ELI LAMAR WHITELEY (1913 ~ 1986). Medal of Honor recipient Eli L. Whiteley was born on December 10, 1913, and grew up on his family's farm near Georgetown, Texas. He graduated from high school in 1932 and received a Bachelor of Science in agronomy from the Agricultural and Mechanical College of Texas (Texas A&M University) in 1941. Whiteley was six months into his Master's Degree at North Carolina State University when he was drafted into the Army in 1942.
Whiteley was a First Lieutenant with Company L, Fifteenth Infantry, Third Infantry Division when he arrived in France. On December 27, 1944, Whiteley led his platoon in house to house fighting in the town of Sigolsheim, France. Advancing on a building through mortar and small arms fire, Whiteley was severly wounded in the arm and shoulder. He continued his attack and captured 11 enemy soldiers in a building after killing two. Whiteley led the house to house advance until he came upon a well-defended building. Although his left arm was useless, he destroyed one of the building's walls with a bazooka and charged into the building regardless of enemy fire.
With a submachine gun under his wounded arm, Whiteley killed five enemy soldiers and captured an additional 12. He was wounded in the eye by an exploding shell fragment as he left the house, but continued his advance. Despite his injuries, Whiteley led an attack which struck a serious blow to enemy resistance in the area. For his leadership and courage, Whiteley was awarded the Congressional Medal of Honor.
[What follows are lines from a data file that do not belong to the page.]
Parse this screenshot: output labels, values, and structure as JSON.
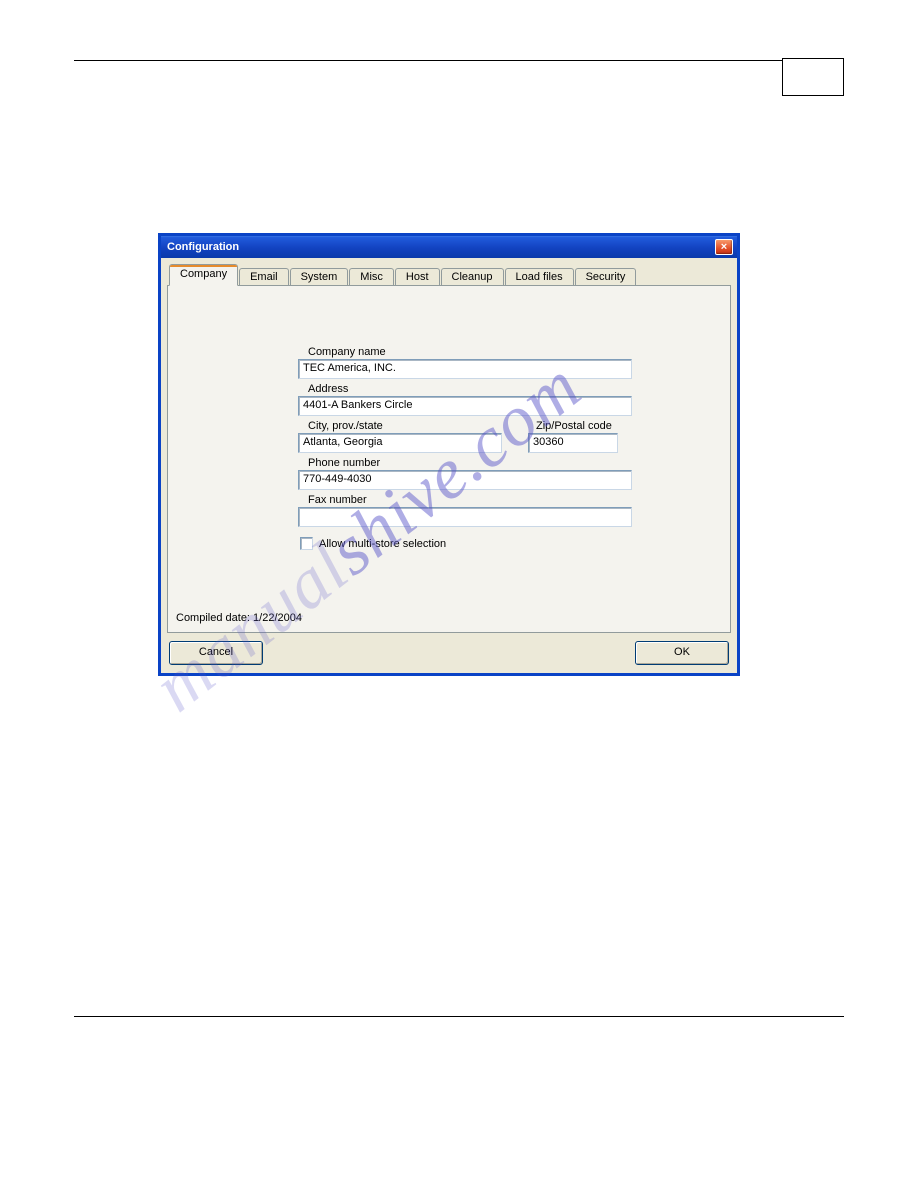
{
  "watermark": {
    "segment1": "manual",
    "segment2": "shive.com"
  },
  "window": {
    "title": "Configuration",
    "close_glyph": "×",
    "tabs": {
      "items": [
        {
          "label": "Company",
          "active": true
        },
        {
          "label": "Email"
        },
        {
          "label": "System"
        },
        {
          "label": "Misc"
        },
        {
          "label": "Host"
        },
        {
          "label": "Cleanup"
        },
        {
          "label": "Load files"
        },
        {
          "label": "Security"
        }
      ]
    },
    "form": {
      "company_name_label": "Company name",
      "company_name_value": "TEC America, INC.",
      "address_label": "Address",
      "address_value": "4401-A Bankers Circle",
      "city_label": "City, prov./state",
      "city_value": "Atlanta, Georgia",
      "zip_label": "Zip/Postal code",
      "zip_value": "30360",
      "phone_label": "Phone number",
      "phone_value": "770-449-4030",
      "fax_label": "Fax number",
      "fax_value": "",
      "checkbox_label": "Allow multi-store selection",
      "checkbox_checked": false
    },
    "compiled_date_text": "Compiled date: 1/22/2004",
    "buttons": {
      "cancel": "Cancel",
      "ok": "OK"
    }
  }
}
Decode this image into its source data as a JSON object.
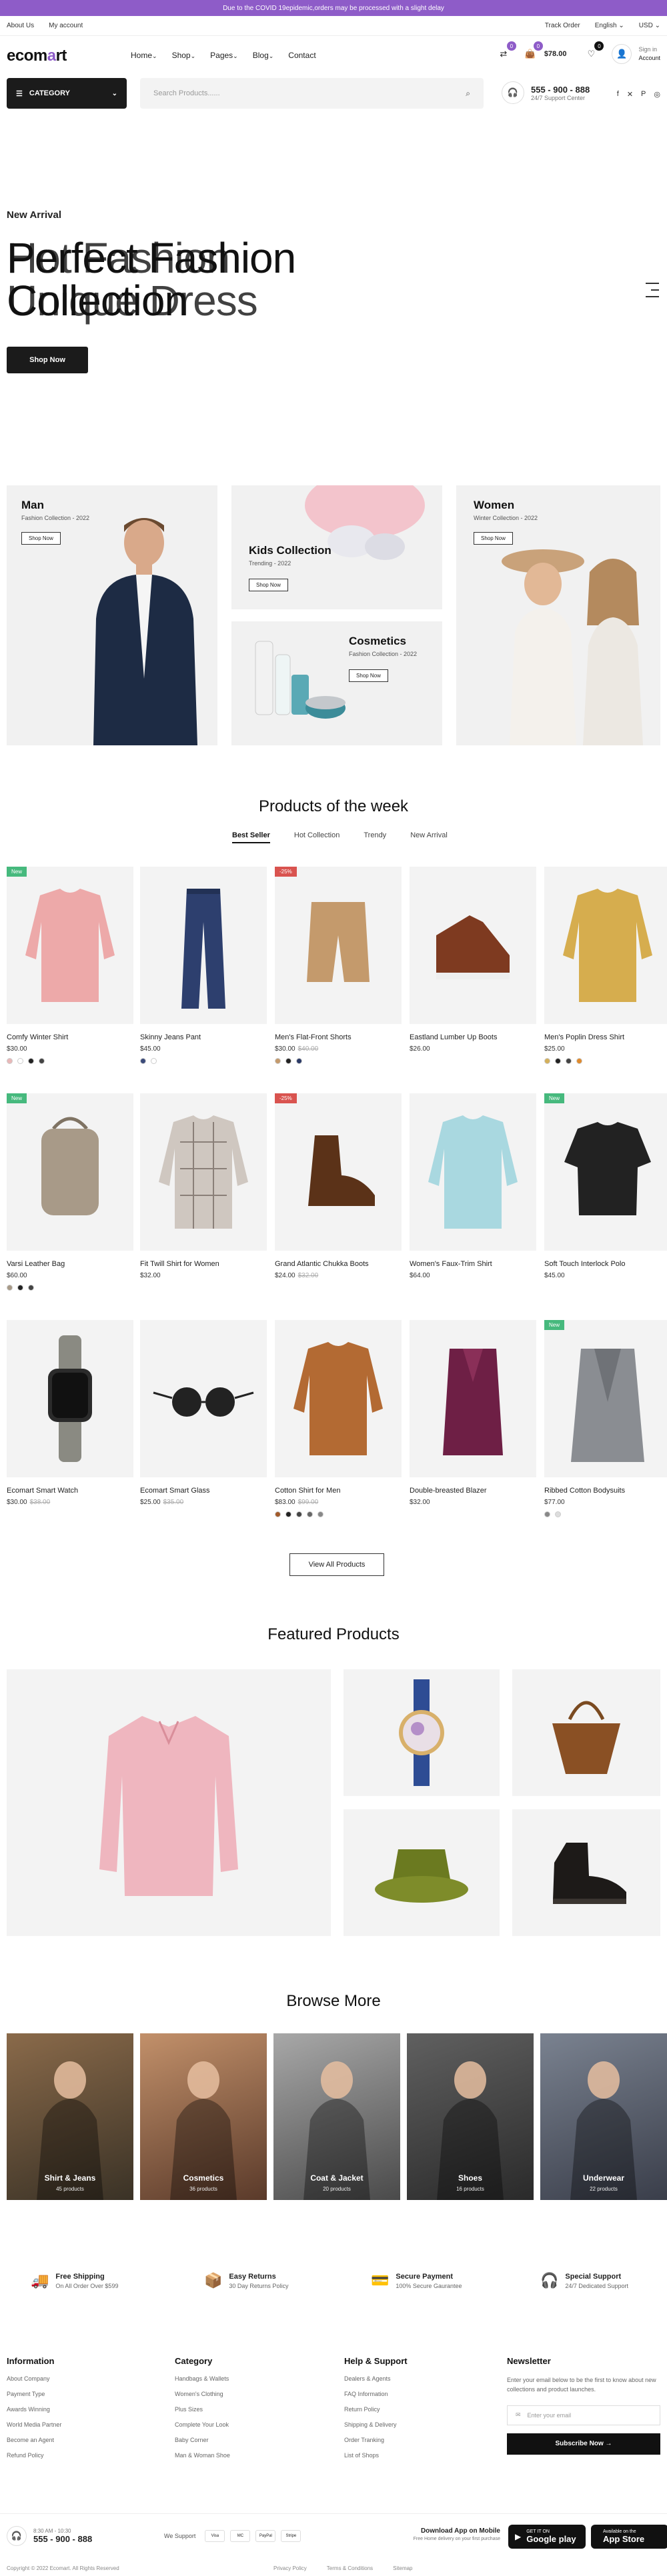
{
  "announcement": "Due to the COVID 19epidemic,orders may be processed with a slight delay",
  "topbar": {
    "left": [
      "About Us",
      "My account"
    ],
    "right": [
      "Track Order",
      "English",
      "USD"
    ]
  },
  "header": {
    "logo_pre": "ecom",
    "logo_o": "a",
    "logo_post": "rt",
    "nav": [
      "Home",
      "Shop",
      "Pages",
      "Blog",
      "Contact"
    ],
    "compare_count": "0",
    "cart_total": "$78.00",
    "cart_count": "0",
    "signin_top": "Sign in",
    "signin_bottom": "Account"
  },
  "category_button": "CATEGORY",
  "search": {
    "placeholder": "Search Products......"
  },
  "support": {
    "phone": "555 - 900 - 888",
    "label": "24/7 Support Center"
  },
  "social": [
    "f",
    "✕",
    "P",
    "◎"
  ],
  "hero": {
    "eyebrow": "New Arrival",
    "line1a": "Perfect Fashion",
    "line2a": "Collection",
    "line1b": "Hot Fashion",
    "line2b": "Unique Dress",
    "button": "Shop Now"
  },
  "banners": {
    "man": {
      "title": "Man",
      "sub": "Fashion Collection - 2022",
      "btn": "Shop Now"
    },
    "kids": {
      "title": "Kids Collection",
      "sub": "Trending - 2022",
      "btn": "Shop Now"
    },
    "cosmetics": {
      "title": "Cosmetics",
      "sub": "Fashion Collection - 2022",
      "btn": "Shop Now"
    },
    "women": {
      "title": "Women",
      "sub": "Winter Collection - 2022",
      "btn": "Shop Now"
    }
  },
  "products_week": {
    "title": "Products of the week",
    "tabs": [
      "Best Seller",
      "Hot Collection",
      "Trendy",
      "New Arrival"
    ],
    "active_tab_index": 0,
    "view_all": "View All Products",
    "items": [
      {
        "name": "Comfy Winter Shirt",
        "price": "$30.00",
        "old": "",
        "tag": "New",
        "swatches": [
          "#e9b8b8",
          "#ffffff",
          "#222",
          "#444"
        ]
      },
      {
        "name": "Skinny Jeans Pant",
        "price": "$45.00",
        "old": "",
        "tag": "",
        "swatches": [
          "#3a4a7a",
          "#ffffff"
        ]
      },
      {
        "name": "Men's Flat-Front Shorts",
        "price": "$30.00",
        "old": "$40.00",
        "tag": "-25%",
        "swatches": [
          "#c49a6c",
          "#222",
          "#2b3a67"
        ]
      },
      {
        "name": "Eastland Lumber Up Boots",
        "price": "$26.00",
        "old": "",
        "tag": "",
        "swatches": []
      },
      {
        "name": "Men's Poplin Dress Shirt",
        "price": "$25.00",
        "old": "",
        "tag": "",
        "swatches": [
          "#d4b05a",
          "#222",
          "#444",
          "#e08a2c"
        ]
      },
      {
        "name": "Varsi Leather Bag",
        "price": "$60.00",
        "old": "",
        "tag": "New",
        "swatches": [
          "#a89a88",
          "#222",
          "#444"
        ]
      },
      {
        "name": "Fit Twill Shirt for Women",
        "price": "$32.00",
        "old": "",
        "tag": "",
        "swatches": []
      },
      {
        "name": "Grand Atlantic Chukka Boots",
        "price": "$24.00",
        "old": "$32.00",
        "tag": "-25%",
        "swatches": []
      },
      {
        "name": "Women's Faux-Trim Shirt",
        "price": "$64.00",
        "old": "",
        "tag": "",
        "swatches": []
      },
      {
        "name": "Soft Touch Interlock Polo",
        "price": "$45.00",
        "old": "",
        "tag": "New",
        "swatches": []
      },
      {
        "name": "Ecomart Smart Watch",
        "price": "$30.00",
        "old": "$38.00",
        "tag": "",
        "swatches": []
      },
      {
        "name": "Ecomart Smart Glass",
        "price": "$25.00",
        "old": "$35.00",
        "tag": "",
        "swatches": []
      },
      {
        "name": "Cotton Shirt for Men",
        "price": "$83.00",
        "old": "$99.00",
        "tag": "",
        "swatches": [
          "#a25a2a",
          "#222",
          "#444",
          "#666",
          "#888"
        ]
      },
      {
        "name": "Double-breasted Blazer",
        "price": "$32.00",
        "old": "",
        "tag": "",
        "swatches": []
      },
      {
        "name": "Ribbed Cotton Bodysuits",
        "price": "$77.00",
        "old": "",
        "tag": "New",
        "swatches": [
          "#888",
          "#ddd"
        ]
      }
    ]
  },
  "featured": {
    "title": "Featured Products"
  },
  "browse": {
    "title": "Browse More",
    "items": [
      {
        "label": "Shirt & Jeans",
        "count": "45 products"
      },
      {
        "label": "Cosmetics",
        "count": "36 products"
      },
      {
        "label": "Coat & Jacket",
        "count": "20 products"
      },
      {
        "label": "Shoes",
        "count": "16 products"
      },
      {
        "label": "Underwear",
        "count": "22 products"
      }
    ]
  },
  "features": [
    {
      "title": "Free Shipping",
      "sub": "On All Order Over $599"
    },
    {
      "title": "Easy Returns",
      "sub": "30 Day Returns Policy"
    },
    {
      "title": "Secure Payment",
      "sub": "100% Secure Gaurantee"
    },
    {
      "title": "Special Support",
      "sub": "24/7 Dedicated Support"
    }
  ],
  "footer": {
    "info_title": "Information",
    "info": [
      "About Company",
      "Payment Type",
      "Awards Winning",
      "World Media Partner",
      "Become an Agent",
      "Refund Policy"
    ],
    "cat_title": "Category",
    "cat": [
      "Handbags & Wallets",
      "Women's Clothing",
      "Plus Sizes",
      "Complete Your Look",
      "Baby Corner",
      "Man & Woman Shoe"
    ],
    "help_title": "Help & Support",
    "help": [
      "Dealers & Agents",
      "FAQ Information",
      "Return Policy",
      "Shipping & Delivery",
      "Order Tranking",
      "List of Shops"
    ],
    "newsletter_title": "Newsletter",
    "newsletter_text": "Enter your email below to be the first to know about new collections and product launches.",
    "email_placeholder": "Enter your email",
    "subscribe": "Subscribe Now →"
  },
  "bottombar": {
    "hours": "8:30 AM - 10:30",
    "phone": "555 - 900 - 888",
    "we_support": "We Support",
    "payments": [
      "Visa",
      "MC",
      "PayPal",
      "Stripe"
    ],
    "app_title": "Download App on Mobile",
    "app_sub": "Free Home delivery on your first purchase",
    "google_sm": "GET IT ON",
    "google_lg": "Google play",
    "apple_sm": "Available on the",
    "apple_lg": "App Store"
  },
  "copyright": "Copyright © 2022 Ecomart. All Rights Reserved",
  "bottom_links": [
    "Privacy Policy",
    "Terms & Conditions",
    "Sitemap"
  ]
}
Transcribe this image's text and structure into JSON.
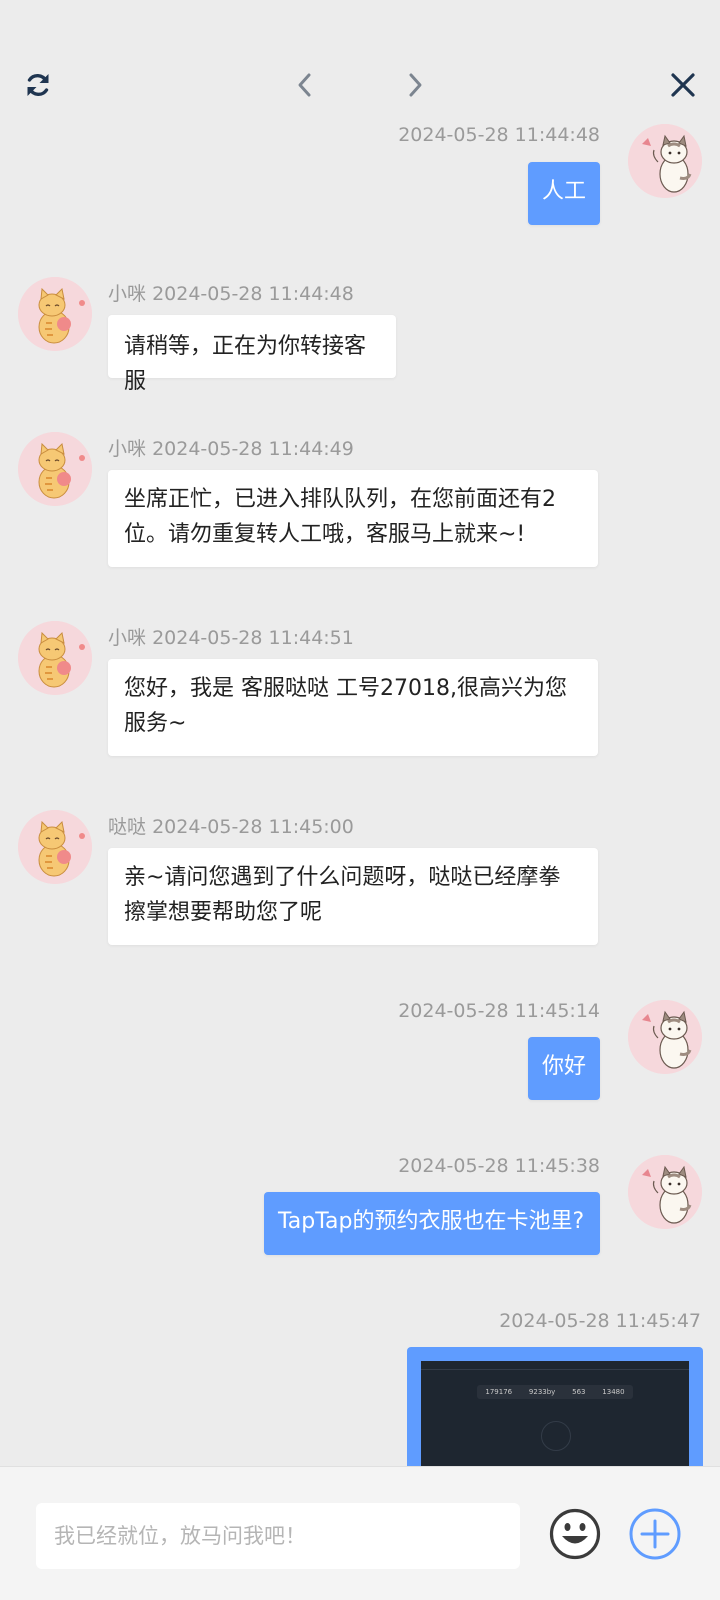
{
  "nav": {
    "refresh_icon": "refresh-icon",
    "prev_icon": "chevron-left-icon",
    "next_icon": "chevron-right-icon",
    "close_icon": "close-icon"
  },
  "messages": [
    {
      "side": "out",
      "time": "2024-05-28 11:44:48",
      "text": "人工"
    },
    {
      "side": "in",
      "sender": "小咪",
      "time": "2024-05-28 11:44:48",
      "text": "请稍等，正在为你转接客服"
    },
    {
      "side": "in",
      "sender": "小咪",
      "time": "2024-05-28 11:44:49",
      "text": "坐席正忙，已进入排队队列，在您前面还有2位。请勿重复转人工哦，客服马上就来~!"
    },
    {
      "side": "in",
      "sender": "小咪",
      "time": "2024-05-28 11:44:51",
      "text": "您好，我是 客服哒哒 工号27018,很高兴为您服务~"
    },
    {
      "side": "in",
      "sender": "哒哒",
      "time": "2024-05-28 11:45:00",
      "text": "亲~请问您遇到了什么问题呀，哒哒已经摩拳擦掌想要帮助您了呢"
    },
    {
      "side": "out",
      "time": "2024-05-28 11:45:14",
      "text": "你好"
    },
    {
      "side": "out",
      "time": "2024-05-28 11:45:38",
      "text": "TapTap的预约衣服也在卡池里?"
    },
    {
      "side": "out",
      "time": "2024-05-28 11:45:47",
      "image": true,
      "image_stats": [
        "179176",
        "9233by",
        "563",
        "13480"
      ]
    }
  ],
  "composer": {
    "placeholder": "我已经就位，放马问我吧！",
    "emoji_icon": "emoji-icon",
    "plus_icon": "plus-icon"
  },
  "colors": {
    "background": "#ececec",
    "user_bubble": "#5f9cff",
    "agent_bubble": "#ffffff",
    "accent": "#5f9cff"
  }
}
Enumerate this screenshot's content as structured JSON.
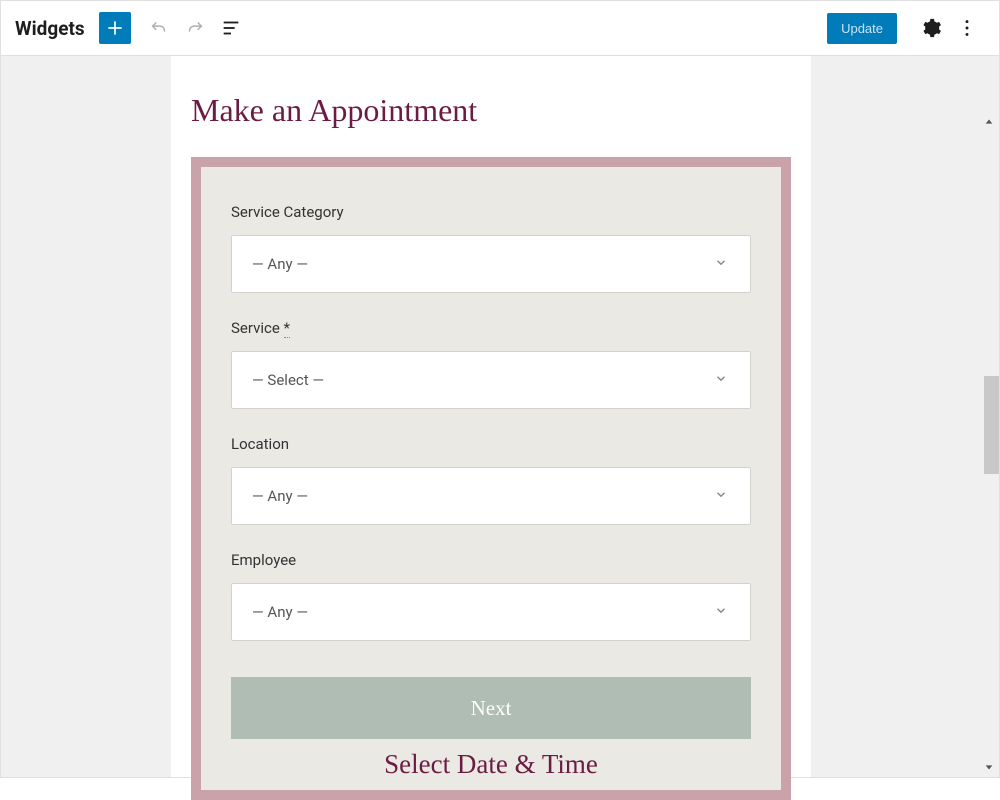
{
  "toolbar": {
    "title": "Widgets",
    "update_label": "Update"
  },
  "widget": {
    "title": "Make an Appointment",
    "fields": {
      "service_category": {
        "label": "Service Category",
        "value": "— Any —"
      },
      "service": {
        "label": "Service ",
        "value": "— Select —",
        "required": "*"
      },
      "location": {
        "label": "Location",
        "value": "— Any —"
      },
      "employee": {
        "label": "Employee",
        "value": "— Any —"
      }
    },
    "next_label": "Next",
    "section_title": "Select Date & Time"
  }
}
He returned to North Carolina State after the War, completing his degree in 1948. In 1949, he married Anna Morris of Laurenburg, North Carolina; they had two sons and three daughters. Whiteley returned to Texas A&M University, where he received a doctorate in soil physics.
He taught at Texas A&M while researching plants, including important work with the kenaf plant, and soil management. Whiteley was eventually named a Professor Emeritus of the Department of Soil and Crop Sciences.
He died on December 2, 1986, in College Station and is buried in College Station City Cemetery. Texas A&M named the Eli Whiteley Memorial Medal of Honor Park on its grounds in his honor.
Bibliography: Handbook of Texas Online, Texas State Historical Association, University of Texas, http://www.tsha.utexas.edu/handbook/online/articles/WW/fwhkr.html, "Whitely, Eli L." "Above and Beyond: The Medal of Honor in Texas," Capitol Visitors Center, State Preservation Board of Texas.